Thermodynamics.  I’m thinking about rates of energy transfer and isolated systems.  I put my tea in the insulated pot, screwing the lid on tightly, forcing it to hold onto its heat.  I imagine the molecules restlessly shimmying around inside, unable to get comfortable.  Most mornings I pop the 2nd cup into the microwave to stir up the molecules again when it gets cold, prodding them awake with photons, but today there is no rest for the weary.

I switch off the wifi on my laptop, not wanting to spend electrons for what I cannot have. Toast. No. Oven. Nope. Plans for the laundry. Derailed.

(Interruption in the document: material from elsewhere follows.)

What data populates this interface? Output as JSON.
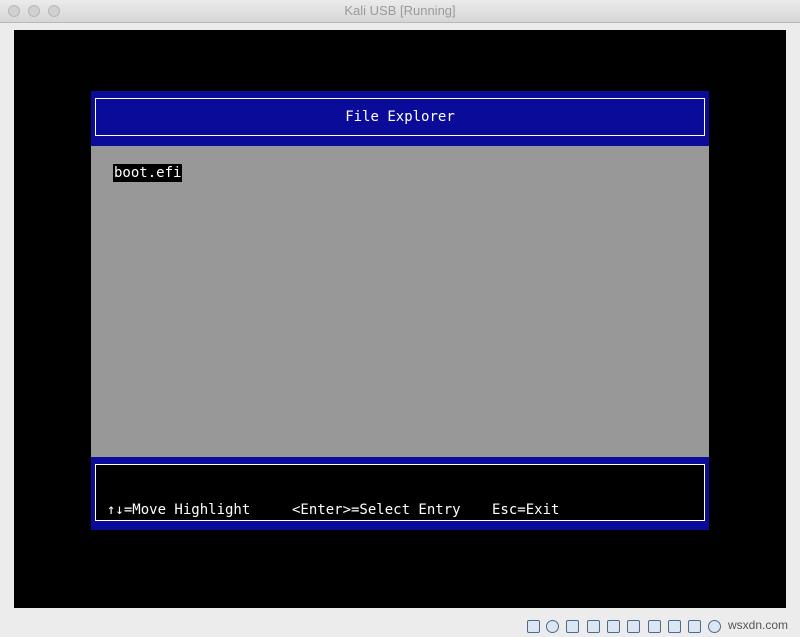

I open the refrigerator door. Why, I wonder, is it dark?

Thursday, June 15, 2017

Memento mori

The hyacinth is in bloom, the heads already blushing blue. I hadn’t noticed it, perhaps because I hadn’t expected it. It had hardly recovered from the ravages of the winter before last when I had thought it lost.  I mourned it anew this spring when February’s warmth gave way to icy March winds and a damp, dark, chill May.

Weeks ago I brushed my hand along the bare sticks of the hyacinth behind the church, wondering aloud if it, too, was wrecked by these winter vagaries.  Wondering silently what a friend, gone to God after a ravaging spring, would think of these wild swings.  He would say it is chance to taste loss, to know what will be asked of us in those last years, or hours of our life.  He would say there is always hope, even when we don’t notice it, or expect it.